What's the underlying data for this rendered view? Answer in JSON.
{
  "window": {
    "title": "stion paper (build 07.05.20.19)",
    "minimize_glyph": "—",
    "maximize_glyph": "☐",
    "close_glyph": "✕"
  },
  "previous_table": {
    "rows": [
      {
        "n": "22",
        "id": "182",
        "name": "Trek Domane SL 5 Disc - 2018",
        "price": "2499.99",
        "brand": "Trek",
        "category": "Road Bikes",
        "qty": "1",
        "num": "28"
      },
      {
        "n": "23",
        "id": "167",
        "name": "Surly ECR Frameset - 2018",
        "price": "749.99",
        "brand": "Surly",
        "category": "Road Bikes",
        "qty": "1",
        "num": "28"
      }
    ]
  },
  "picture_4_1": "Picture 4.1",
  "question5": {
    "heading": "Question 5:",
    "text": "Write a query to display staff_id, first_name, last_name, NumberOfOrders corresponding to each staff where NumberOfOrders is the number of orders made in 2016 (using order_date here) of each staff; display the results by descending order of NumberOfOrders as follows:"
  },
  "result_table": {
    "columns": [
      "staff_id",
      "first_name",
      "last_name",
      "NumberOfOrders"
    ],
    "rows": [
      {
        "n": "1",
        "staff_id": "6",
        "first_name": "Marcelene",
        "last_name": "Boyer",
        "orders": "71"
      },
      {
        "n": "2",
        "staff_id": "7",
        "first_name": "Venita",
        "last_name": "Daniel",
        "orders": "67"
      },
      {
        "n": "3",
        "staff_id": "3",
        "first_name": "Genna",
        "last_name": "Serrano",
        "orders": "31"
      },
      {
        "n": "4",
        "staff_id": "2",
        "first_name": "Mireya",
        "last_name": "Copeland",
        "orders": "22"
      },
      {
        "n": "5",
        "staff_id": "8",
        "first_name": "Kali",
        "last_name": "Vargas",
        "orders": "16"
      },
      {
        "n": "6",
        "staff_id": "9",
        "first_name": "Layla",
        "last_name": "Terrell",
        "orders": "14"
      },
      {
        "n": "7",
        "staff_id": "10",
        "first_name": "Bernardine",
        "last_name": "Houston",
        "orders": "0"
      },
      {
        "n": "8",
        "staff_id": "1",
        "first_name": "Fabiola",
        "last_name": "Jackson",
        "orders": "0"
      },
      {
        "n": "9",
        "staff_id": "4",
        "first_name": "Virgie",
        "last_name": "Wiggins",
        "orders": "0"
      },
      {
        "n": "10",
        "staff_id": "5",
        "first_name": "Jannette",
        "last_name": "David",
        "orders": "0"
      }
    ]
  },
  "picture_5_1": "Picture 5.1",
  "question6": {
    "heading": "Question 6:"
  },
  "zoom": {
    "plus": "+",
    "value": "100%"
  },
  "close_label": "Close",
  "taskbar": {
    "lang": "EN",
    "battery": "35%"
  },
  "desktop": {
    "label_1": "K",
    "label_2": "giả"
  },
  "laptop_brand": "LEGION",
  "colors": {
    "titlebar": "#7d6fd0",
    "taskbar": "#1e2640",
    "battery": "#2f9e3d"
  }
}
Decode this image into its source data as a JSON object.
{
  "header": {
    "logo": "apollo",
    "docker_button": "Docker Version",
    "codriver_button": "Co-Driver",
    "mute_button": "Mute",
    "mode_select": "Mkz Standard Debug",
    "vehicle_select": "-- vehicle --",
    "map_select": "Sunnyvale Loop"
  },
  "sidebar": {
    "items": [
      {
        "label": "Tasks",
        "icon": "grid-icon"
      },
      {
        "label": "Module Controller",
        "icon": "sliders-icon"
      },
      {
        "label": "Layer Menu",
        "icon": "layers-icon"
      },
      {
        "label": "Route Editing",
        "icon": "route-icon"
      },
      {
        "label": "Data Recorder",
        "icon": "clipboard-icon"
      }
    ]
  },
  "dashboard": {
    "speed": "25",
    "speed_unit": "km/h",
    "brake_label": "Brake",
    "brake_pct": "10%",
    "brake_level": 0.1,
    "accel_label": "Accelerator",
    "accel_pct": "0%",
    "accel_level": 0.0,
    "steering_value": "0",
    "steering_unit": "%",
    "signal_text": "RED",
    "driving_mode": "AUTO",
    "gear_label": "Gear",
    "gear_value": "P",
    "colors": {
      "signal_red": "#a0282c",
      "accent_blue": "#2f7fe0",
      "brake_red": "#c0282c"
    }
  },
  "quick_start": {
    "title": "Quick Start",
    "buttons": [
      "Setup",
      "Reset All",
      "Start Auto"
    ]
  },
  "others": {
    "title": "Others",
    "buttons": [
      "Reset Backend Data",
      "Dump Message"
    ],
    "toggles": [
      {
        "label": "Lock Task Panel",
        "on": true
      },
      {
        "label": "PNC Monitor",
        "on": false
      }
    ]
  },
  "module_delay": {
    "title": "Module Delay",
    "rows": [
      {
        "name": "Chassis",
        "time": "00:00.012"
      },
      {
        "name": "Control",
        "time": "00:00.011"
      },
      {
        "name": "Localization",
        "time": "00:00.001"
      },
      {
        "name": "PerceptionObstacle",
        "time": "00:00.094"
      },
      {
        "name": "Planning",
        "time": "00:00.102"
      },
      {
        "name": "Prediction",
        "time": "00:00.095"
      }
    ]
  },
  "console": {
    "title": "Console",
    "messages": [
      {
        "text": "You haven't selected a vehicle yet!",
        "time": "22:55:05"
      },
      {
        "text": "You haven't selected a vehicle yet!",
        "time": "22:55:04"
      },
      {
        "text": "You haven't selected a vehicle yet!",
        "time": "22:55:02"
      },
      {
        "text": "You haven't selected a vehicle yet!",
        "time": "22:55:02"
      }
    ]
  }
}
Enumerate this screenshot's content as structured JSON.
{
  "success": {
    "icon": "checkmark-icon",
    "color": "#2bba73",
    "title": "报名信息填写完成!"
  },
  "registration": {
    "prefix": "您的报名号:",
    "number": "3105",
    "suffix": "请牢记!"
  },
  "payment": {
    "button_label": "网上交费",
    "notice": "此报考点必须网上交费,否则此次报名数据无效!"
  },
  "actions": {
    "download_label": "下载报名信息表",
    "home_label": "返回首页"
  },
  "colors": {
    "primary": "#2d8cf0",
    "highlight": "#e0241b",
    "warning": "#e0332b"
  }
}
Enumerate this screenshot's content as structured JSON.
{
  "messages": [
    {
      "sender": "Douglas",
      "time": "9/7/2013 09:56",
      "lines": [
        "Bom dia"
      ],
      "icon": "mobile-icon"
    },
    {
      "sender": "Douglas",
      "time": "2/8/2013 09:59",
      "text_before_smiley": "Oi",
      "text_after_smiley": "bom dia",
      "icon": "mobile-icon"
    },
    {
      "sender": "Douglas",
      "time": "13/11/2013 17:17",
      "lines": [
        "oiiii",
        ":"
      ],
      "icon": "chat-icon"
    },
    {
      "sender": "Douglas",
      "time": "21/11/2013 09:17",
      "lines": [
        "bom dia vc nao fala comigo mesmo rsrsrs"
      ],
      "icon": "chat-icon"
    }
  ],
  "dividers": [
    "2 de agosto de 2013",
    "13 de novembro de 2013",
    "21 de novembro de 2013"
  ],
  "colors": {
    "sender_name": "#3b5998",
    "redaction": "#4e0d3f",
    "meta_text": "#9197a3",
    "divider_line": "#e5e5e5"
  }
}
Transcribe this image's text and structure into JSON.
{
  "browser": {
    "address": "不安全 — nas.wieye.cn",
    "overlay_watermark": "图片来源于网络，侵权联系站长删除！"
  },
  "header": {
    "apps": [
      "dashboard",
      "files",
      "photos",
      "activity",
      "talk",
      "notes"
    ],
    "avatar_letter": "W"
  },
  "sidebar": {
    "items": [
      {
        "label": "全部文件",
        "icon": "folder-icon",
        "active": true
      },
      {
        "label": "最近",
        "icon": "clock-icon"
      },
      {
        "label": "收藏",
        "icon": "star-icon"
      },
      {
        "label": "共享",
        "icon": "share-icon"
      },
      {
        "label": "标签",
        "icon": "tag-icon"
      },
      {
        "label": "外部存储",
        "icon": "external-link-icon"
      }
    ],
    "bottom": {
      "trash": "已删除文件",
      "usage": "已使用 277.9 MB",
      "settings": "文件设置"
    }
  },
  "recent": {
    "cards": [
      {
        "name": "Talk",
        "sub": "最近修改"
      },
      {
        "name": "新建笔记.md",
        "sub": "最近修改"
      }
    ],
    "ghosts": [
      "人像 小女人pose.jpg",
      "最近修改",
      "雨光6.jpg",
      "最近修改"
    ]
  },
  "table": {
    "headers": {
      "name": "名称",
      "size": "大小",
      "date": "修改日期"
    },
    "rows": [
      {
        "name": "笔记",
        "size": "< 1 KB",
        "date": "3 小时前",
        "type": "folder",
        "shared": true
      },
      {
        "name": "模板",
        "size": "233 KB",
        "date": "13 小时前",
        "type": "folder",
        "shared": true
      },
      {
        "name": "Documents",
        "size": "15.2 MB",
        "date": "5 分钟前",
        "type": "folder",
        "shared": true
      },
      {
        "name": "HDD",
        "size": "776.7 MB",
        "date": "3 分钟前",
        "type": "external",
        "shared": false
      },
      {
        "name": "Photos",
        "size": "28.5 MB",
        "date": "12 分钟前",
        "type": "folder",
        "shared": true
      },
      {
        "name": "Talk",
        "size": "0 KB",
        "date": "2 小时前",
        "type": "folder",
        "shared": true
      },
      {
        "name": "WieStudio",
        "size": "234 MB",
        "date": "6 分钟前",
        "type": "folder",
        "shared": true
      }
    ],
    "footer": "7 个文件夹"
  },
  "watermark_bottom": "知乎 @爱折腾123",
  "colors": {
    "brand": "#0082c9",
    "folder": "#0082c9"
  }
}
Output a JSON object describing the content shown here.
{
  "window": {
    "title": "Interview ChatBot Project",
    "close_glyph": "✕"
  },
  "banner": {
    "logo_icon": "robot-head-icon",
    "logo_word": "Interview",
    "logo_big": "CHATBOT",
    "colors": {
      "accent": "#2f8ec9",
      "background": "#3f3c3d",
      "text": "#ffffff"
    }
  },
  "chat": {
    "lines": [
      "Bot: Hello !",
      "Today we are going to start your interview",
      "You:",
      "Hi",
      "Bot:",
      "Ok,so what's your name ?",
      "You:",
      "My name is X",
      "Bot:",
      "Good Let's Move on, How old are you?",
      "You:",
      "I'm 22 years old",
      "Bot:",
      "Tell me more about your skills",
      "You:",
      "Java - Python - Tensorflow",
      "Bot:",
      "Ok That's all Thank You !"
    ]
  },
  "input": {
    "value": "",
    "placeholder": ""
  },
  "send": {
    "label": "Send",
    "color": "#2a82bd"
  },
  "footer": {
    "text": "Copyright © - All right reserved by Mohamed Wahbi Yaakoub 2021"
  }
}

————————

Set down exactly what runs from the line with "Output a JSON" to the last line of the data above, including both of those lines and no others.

* **SOLUTION**
Output a JSON object describing the content shown here.
{
  "window": {
    "title": "Interview ChatBot Project",
    "close_glyph": "✕"
  },
  "banner": {
    "logo_icon": "robot-head-icon",
    "logo_word": "Interview",
    "logo_big": "CHATBOT",
    "colors": {
      "accent": "#2f8ec9",
      "background": "#3f3c3d",
      "text": "#ffffff"
    }
  },
  "chat": {
    "lines": [
      "Bot: Hello !",
      "Today we are going to start your interview",
      "You:",
      "Hi",
      "Bot:",
      "Ok,so what's your name ?",
      "You:",
      "My name is X",
      "Bot:",
      "Good Let's Move on, How old are you?",
      "You:",
      "I'm 22 years old",
      "Bot:",
      "Tell me more about your skills",
      "You:",
      "Java - Python - Tensorflow",
      "Bot:",
      "Ok That's all Thank You !"
    ]
  },
  "input": {
    "value": "",
    "placeholder": ""
  },
  "send": {
    "label": "Send",
    "color": "#2a82bd"
  },
  "footer": {
    "text": "Copyright © - All right reserved by Mohamed Wahbi Yaakoub 2021"
  }
}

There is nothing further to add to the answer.